● WHAT NEEDS TO BE DONE: Please return every line in the following data that includes the string "true".

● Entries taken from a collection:
_ _ _

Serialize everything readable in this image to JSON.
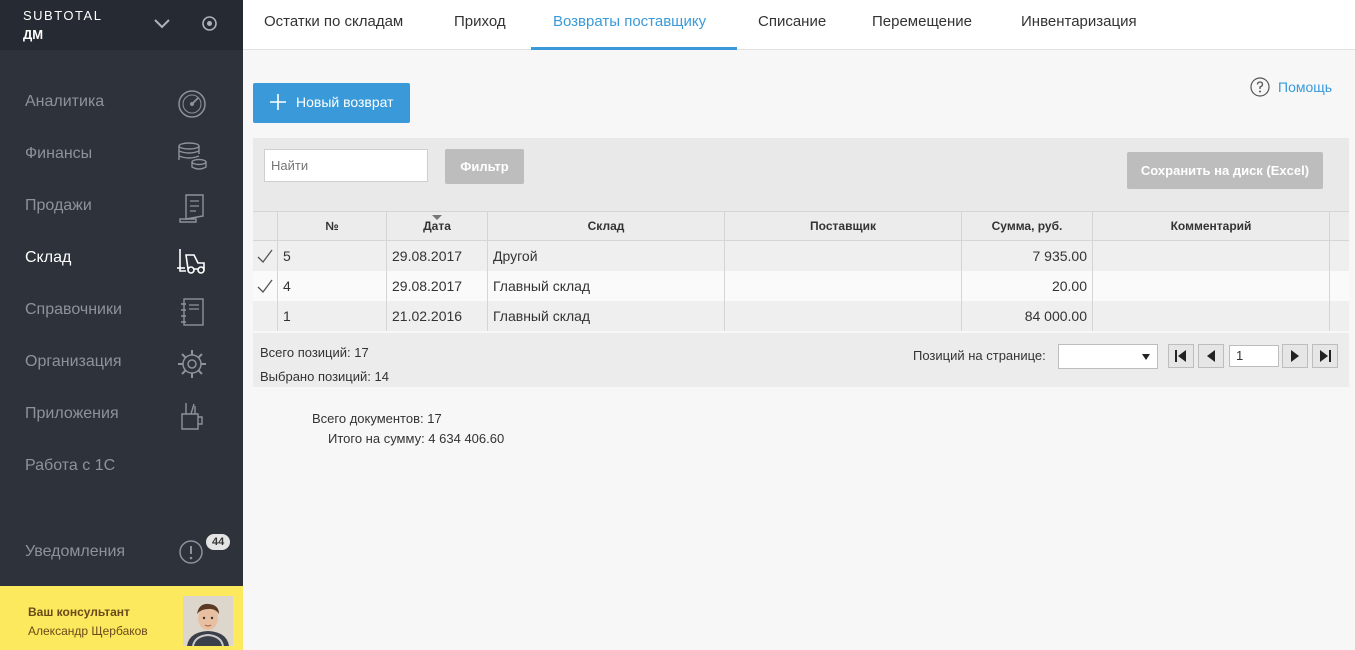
{
  "sidebar": {
    "brand": "SUBTOTAL",
    "brand_sub": "ДМ",
    "items": [
      {
        "label": "Аналитика",
        "icon": "speedometer-icon"
      },
      {
        "label": "Финансы",
        "icon": "coins-icon"
      },
      {
        "label": "Продажи",
        "icon": "receipt-icon"
      },
      {
        "label": "Склад",
        "icon": "forklift-icon",
        "active": true
      },
      {
        "label": "Справочники",
        "icon": "notebook-icon"
      },
      {
        "label": "Организация",
        "icon": "gear-icon"
      },
      {
        "label": "Приложения",
        "icon": "tools-cup-icon"
      },
      {
        "label": "Работа с 1С",
        "icon": ""
      }
    ],
    "notifications": {
      "label": "Уведомления",
      "count": "44"
    },
    "consultant": {
      "title": "Ваш консультант",
      "name": "Александр Щербаков"
    }
  },
  "tabs": [
    {
      "label": "Остатки по складам"
    },
    {
      "label": "Приход"
    },
    {
      "label": "Возвраты поставщику",
      "active": true
    },
    {
      "label": "Списание"
    },
    {
      "label": "Перемещение"
    },
    {
      "label": "Инвентаризация"
    }
  ],
  "toolbar": {
    "new_label": "Новый возврат",
    "help_label": "Помощь"
  },
  "filter": {
    "search_placeholder": "Найти",
    "filter_label": "Фильтр",
    "excel_label": "Сохранить на диск (Excel)"
  },
  "table": {
    "columns": [
      "№",
      "Дата",
      "Склад",
      "Поставщик",
      "Сумма, руб.",
      "Комментарий"
    ],
    "rows": [
      {
        "checked": true,
        "num": "5",
        "date": "29.08.2017",
        "warehouse": "Другой",
        "supplier": "",
        "sum": "7 935.00",
        "comment": ""
      },
      {
        "checked": true,
        "num": "4",
        "date": "29.08.2017",
        "warehouse": "Главный склад",
        "supplier": "",
        "sum": "20.00",
        "comment": ""
      },
      {
        "checked": false,
        "num": "1",
        "date": "21.02.2016",
        "warehouse": "Главный склад",
        "supplier": "",
        "sum": "84 000.00",
        "comment": ""
      }
    ]
  },
  "footer": {
    "total_positions": "Всего позиций: 17",
    "selected_positions": "Выбрано позиций: 14",
    "per_page_label": "Позиций на странице:",
    "page": "1"
  },
  "summary": {
    "docs": "Всего документов: 17",
    "total_sum": "Итого на сумму: 4 634 406.60"
  },
  "colors": {
    "accent": "#3a9ad9",
    "sidebar": "#2e323b",
    "consultant_bg": "#fde95d"
  }
}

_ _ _

● RESPONSE TO THE TASK:
        "active": true
      "active": true
        "checked": true,
        "checked": true,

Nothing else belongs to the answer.